WORK INSTRUCTIONS: Wherever a line in the records below contains "تهران", copy that line.

Items from an interface collection:
..........

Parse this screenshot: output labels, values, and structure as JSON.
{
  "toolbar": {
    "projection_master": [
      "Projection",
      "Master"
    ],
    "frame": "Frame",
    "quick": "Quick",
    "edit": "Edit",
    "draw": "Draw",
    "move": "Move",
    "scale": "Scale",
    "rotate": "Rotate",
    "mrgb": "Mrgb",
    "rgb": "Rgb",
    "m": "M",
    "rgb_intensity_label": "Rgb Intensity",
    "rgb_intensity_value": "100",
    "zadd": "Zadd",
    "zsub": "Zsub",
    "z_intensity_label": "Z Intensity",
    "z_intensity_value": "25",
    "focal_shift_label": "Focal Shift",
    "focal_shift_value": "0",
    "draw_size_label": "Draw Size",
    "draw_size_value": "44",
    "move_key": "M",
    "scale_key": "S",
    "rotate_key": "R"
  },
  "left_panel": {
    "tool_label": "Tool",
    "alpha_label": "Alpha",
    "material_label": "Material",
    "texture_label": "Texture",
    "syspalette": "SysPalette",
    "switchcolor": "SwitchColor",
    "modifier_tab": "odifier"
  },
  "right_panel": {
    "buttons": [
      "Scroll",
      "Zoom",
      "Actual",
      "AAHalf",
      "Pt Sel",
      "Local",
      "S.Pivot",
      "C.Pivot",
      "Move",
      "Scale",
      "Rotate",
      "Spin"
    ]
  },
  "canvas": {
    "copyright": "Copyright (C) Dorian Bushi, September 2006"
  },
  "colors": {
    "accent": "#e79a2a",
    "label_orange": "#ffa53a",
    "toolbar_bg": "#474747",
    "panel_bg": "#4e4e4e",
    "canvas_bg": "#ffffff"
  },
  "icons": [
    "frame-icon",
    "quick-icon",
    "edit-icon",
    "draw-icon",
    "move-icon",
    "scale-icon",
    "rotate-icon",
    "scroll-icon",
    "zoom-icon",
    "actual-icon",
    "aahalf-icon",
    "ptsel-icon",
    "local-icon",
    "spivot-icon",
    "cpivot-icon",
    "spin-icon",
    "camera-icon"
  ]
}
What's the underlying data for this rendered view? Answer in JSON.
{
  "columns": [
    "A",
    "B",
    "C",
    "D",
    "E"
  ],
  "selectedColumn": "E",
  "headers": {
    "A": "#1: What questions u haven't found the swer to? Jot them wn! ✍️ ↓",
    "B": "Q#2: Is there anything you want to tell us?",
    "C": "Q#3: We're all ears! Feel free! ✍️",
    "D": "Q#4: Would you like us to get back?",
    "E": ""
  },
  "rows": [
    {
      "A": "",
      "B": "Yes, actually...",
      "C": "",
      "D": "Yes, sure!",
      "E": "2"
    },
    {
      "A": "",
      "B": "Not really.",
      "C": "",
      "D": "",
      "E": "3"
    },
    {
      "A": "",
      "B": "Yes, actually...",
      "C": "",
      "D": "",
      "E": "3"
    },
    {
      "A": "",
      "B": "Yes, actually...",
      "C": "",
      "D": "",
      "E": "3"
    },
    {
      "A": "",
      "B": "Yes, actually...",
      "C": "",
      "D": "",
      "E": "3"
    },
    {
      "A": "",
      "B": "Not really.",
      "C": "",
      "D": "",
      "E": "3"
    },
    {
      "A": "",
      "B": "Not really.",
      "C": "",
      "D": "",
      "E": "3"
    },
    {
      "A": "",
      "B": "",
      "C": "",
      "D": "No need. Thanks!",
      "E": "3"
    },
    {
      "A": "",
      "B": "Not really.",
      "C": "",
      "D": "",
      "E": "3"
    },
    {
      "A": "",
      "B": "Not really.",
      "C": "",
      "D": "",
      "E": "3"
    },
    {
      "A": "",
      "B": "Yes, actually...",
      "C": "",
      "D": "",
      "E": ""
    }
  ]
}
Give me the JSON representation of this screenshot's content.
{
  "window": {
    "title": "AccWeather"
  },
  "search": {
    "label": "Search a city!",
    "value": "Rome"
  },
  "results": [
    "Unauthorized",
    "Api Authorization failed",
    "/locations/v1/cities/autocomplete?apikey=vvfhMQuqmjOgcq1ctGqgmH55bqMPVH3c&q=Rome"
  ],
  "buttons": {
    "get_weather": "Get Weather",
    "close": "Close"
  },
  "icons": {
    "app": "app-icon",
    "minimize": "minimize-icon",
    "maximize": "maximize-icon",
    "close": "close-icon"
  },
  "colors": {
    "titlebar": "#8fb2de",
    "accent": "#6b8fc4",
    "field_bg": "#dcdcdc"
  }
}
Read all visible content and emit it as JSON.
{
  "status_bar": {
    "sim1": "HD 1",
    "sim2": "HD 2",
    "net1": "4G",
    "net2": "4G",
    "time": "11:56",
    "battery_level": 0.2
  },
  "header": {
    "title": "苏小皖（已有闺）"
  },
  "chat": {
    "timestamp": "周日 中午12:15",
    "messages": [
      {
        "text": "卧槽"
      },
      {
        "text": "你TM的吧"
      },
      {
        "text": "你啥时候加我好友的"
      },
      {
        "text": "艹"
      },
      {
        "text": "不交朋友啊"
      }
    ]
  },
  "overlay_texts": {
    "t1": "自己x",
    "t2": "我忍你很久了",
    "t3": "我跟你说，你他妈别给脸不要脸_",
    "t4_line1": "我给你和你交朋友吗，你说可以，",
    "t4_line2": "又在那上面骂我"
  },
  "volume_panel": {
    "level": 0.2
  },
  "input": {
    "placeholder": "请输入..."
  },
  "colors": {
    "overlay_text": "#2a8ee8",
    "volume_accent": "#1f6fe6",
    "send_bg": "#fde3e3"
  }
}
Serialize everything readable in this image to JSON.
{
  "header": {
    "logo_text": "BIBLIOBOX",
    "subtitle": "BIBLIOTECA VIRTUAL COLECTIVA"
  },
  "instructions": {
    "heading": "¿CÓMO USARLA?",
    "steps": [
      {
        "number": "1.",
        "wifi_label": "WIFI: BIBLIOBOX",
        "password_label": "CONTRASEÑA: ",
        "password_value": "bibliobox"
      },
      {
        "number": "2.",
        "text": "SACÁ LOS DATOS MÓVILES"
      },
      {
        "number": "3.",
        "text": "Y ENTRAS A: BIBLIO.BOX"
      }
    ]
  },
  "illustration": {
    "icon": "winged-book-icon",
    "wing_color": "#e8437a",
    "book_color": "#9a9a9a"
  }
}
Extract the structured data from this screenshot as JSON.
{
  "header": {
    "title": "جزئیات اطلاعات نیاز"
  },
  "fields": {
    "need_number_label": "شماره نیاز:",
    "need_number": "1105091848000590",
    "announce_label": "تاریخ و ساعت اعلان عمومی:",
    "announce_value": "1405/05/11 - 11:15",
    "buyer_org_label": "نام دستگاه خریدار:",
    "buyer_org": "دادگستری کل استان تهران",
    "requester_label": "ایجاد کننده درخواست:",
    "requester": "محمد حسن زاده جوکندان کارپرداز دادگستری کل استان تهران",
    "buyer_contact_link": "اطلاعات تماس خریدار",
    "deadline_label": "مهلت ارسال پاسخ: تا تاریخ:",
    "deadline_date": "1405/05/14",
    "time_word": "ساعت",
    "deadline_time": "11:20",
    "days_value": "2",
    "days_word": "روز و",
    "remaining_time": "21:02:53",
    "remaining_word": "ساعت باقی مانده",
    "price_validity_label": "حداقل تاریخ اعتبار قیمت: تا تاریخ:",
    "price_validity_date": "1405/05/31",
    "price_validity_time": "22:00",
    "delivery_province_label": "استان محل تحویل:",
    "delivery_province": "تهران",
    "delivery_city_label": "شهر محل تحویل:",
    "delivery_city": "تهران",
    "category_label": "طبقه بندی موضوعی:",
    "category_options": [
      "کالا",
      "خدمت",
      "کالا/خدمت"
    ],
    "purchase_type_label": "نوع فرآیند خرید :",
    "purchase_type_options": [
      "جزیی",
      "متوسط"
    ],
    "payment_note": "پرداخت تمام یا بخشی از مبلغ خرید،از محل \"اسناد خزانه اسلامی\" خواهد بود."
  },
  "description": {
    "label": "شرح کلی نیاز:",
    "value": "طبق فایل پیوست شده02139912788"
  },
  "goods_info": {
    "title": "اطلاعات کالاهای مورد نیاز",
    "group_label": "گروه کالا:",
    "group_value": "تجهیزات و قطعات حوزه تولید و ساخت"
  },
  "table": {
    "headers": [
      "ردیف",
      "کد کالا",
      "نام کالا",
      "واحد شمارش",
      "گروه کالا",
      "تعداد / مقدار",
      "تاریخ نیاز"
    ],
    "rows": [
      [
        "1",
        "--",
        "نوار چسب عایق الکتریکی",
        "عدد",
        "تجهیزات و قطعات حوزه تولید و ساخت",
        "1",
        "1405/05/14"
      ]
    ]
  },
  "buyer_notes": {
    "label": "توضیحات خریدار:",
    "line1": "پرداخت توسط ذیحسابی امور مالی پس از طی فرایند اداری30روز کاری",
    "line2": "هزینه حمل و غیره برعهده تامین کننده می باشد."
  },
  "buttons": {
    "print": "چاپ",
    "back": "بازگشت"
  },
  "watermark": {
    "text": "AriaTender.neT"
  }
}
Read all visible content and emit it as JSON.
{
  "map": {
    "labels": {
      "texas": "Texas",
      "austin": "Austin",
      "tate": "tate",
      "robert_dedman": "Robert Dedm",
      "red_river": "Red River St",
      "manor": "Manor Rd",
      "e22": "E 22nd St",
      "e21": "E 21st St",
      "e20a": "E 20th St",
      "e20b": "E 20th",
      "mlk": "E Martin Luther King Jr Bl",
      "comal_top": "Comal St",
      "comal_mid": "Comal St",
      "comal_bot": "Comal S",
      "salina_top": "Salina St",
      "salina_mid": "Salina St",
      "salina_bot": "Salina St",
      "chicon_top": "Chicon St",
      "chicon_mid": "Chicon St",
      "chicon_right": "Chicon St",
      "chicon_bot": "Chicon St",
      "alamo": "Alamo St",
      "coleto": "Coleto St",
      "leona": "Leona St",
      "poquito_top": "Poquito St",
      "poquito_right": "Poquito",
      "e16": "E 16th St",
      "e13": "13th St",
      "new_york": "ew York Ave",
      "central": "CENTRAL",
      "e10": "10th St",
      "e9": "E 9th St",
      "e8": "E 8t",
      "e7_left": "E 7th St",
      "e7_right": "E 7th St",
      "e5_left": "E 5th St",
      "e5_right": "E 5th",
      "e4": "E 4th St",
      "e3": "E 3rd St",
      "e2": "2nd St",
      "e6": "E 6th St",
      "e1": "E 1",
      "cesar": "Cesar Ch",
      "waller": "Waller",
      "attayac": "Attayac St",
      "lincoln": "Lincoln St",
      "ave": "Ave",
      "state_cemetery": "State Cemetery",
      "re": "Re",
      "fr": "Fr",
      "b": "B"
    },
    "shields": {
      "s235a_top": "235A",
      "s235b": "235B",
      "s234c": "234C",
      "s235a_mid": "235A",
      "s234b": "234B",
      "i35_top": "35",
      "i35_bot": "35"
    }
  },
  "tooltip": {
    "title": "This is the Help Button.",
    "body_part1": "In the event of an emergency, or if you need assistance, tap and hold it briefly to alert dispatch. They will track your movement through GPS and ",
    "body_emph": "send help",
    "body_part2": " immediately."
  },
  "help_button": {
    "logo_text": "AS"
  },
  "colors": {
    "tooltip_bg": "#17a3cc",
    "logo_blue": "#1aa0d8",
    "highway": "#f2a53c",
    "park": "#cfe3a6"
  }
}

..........

EXERCISE OUTPUT:
    "buyer_org": "دادگستری کل استان تهران",
    "requester": "محمد حسن زاده جوکندان کارپرداز دادگستری کل استان تهران",
    "delivery_province": "تهران",
    "delivery_city": "تهران",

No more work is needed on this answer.